Interface dataset entries
● ● ●
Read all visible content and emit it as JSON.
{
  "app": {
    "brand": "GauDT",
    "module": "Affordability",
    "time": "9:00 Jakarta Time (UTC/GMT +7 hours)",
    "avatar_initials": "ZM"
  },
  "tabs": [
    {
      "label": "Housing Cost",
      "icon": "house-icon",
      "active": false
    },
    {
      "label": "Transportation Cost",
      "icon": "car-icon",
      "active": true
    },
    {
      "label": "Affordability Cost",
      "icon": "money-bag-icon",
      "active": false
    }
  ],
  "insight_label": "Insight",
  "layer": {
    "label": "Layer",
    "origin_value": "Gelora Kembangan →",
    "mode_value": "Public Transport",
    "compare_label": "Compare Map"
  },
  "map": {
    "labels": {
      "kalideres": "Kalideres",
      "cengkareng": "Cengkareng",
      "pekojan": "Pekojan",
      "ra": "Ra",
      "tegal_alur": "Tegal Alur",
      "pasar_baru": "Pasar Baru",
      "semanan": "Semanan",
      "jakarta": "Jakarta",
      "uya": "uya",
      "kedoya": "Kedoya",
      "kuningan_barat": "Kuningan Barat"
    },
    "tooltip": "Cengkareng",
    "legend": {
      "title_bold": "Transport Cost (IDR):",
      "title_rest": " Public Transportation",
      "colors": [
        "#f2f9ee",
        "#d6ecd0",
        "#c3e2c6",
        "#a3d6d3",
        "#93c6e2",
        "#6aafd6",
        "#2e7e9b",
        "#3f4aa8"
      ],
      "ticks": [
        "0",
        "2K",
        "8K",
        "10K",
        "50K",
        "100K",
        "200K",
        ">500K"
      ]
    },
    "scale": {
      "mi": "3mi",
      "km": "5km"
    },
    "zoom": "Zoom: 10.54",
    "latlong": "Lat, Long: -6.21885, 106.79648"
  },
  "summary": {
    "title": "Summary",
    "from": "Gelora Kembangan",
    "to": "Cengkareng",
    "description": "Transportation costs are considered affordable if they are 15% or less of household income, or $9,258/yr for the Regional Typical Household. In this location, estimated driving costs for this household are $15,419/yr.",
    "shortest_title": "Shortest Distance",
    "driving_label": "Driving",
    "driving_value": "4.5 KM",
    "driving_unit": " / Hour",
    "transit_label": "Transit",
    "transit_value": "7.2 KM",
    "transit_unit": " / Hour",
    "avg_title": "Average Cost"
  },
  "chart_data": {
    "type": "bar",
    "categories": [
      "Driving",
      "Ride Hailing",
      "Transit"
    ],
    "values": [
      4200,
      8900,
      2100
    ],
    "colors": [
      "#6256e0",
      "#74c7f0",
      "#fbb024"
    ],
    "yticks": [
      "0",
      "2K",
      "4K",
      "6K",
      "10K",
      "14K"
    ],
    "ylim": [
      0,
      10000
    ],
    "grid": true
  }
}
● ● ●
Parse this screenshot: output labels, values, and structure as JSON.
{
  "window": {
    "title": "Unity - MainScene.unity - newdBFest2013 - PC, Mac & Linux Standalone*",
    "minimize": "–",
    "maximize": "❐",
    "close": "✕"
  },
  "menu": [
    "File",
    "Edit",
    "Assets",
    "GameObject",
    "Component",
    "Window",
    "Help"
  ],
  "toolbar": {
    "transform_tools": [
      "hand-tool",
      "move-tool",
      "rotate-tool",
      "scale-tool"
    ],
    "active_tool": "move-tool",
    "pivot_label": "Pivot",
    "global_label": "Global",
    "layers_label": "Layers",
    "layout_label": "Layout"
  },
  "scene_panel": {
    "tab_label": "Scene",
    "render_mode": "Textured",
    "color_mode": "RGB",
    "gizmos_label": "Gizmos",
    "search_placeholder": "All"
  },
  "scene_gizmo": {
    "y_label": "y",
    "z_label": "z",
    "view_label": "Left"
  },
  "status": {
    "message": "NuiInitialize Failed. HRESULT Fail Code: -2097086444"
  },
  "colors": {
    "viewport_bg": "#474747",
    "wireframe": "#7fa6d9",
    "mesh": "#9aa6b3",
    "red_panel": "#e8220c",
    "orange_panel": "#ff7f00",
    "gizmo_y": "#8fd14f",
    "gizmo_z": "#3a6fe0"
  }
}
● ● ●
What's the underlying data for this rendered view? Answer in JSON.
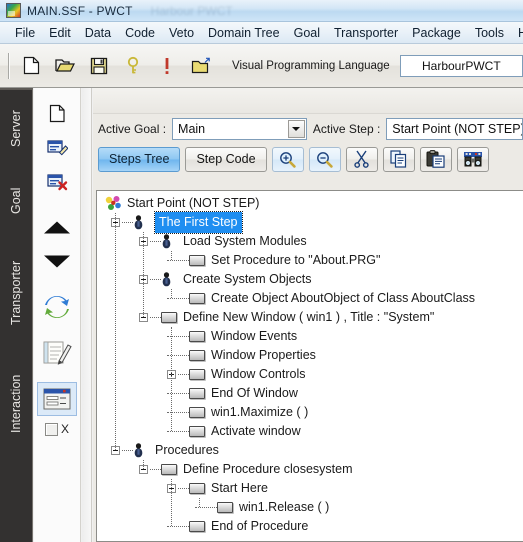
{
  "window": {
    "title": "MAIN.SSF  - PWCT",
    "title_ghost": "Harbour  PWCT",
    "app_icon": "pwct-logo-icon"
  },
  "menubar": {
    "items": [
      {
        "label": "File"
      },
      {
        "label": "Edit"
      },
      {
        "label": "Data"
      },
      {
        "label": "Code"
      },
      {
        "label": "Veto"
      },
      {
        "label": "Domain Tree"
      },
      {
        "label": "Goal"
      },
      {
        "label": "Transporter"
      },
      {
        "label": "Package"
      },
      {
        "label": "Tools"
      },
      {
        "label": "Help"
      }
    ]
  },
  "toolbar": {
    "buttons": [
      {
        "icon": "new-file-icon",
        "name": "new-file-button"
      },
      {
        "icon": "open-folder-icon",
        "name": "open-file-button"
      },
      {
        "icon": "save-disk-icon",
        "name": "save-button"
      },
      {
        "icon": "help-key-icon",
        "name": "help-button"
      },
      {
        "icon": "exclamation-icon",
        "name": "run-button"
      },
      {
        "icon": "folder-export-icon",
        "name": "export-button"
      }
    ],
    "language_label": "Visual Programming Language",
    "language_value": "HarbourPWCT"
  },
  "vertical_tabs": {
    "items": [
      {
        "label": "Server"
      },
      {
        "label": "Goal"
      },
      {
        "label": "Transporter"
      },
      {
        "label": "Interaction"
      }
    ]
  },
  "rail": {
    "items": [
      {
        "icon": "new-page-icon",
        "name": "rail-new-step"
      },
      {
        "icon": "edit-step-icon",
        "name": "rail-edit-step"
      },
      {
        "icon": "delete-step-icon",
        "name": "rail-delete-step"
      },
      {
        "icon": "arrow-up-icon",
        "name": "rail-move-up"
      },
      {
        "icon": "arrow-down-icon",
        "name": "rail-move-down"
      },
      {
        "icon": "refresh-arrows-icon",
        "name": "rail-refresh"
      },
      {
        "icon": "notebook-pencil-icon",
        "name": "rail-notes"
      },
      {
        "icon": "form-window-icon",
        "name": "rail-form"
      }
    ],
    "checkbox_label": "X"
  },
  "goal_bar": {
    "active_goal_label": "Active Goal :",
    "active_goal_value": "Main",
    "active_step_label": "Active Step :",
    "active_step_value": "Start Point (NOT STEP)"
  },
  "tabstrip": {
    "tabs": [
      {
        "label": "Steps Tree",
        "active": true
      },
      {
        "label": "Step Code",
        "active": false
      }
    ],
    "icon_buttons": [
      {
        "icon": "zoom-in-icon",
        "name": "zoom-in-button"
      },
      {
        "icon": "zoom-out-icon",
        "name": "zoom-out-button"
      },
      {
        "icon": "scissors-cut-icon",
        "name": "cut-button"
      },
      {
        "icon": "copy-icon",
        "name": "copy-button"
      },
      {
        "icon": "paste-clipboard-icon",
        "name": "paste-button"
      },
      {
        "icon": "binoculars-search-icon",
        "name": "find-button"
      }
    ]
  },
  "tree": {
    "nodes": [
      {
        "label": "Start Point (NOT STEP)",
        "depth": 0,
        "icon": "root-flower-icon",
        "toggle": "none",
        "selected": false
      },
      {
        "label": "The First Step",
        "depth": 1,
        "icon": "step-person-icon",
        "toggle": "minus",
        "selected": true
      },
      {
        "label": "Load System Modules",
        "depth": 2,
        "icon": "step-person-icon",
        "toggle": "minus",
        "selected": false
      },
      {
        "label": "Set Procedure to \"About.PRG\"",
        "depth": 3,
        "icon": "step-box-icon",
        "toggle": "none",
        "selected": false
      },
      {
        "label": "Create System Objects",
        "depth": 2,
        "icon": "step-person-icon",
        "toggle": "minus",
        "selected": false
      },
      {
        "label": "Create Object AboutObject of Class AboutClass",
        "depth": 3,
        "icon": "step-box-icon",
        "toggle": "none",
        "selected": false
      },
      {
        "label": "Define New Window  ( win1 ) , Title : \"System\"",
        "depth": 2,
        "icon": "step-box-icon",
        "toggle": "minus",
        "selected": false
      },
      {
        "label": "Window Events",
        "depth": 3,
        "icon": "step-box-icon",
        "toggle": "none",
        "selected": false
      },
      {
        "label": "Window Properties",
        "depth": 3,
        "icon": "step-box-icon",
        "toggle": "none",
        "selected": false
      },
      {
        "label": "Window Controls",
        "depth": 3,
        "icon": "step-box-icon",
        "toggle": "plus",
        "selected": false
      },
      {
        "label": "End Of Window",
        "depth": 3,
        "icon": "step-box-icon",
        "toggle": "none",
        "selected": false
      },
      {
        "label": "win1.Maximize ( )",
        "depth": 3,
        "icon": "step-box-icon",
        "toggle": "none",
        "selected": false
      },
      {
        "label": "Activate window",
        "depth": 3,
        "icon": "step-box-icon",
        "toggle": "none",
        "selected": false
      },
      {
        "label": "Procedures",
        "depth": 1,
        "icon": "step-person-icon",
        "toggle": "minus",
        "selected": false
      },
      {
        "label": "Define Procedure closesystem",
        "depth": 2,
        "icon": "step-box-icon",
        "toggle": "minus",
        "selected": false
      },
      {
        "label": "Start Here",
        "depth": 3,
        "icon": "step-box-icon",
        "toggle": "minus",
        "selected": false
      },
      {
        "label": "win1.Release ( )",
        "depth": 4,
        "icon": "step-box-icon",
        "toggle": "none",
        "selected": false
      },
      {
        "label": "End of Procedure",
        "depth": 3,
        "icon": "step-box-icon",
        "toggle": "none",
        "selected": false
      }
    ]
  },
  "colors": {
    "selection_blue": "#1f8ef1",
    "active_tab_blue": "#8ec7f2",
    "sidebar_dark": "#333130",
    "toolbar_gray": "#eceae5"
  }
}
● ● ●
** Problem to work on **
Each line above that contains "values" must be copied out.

** Response area **
    "values": [
Parse this screenshot: output labels, values, and structure as JSON.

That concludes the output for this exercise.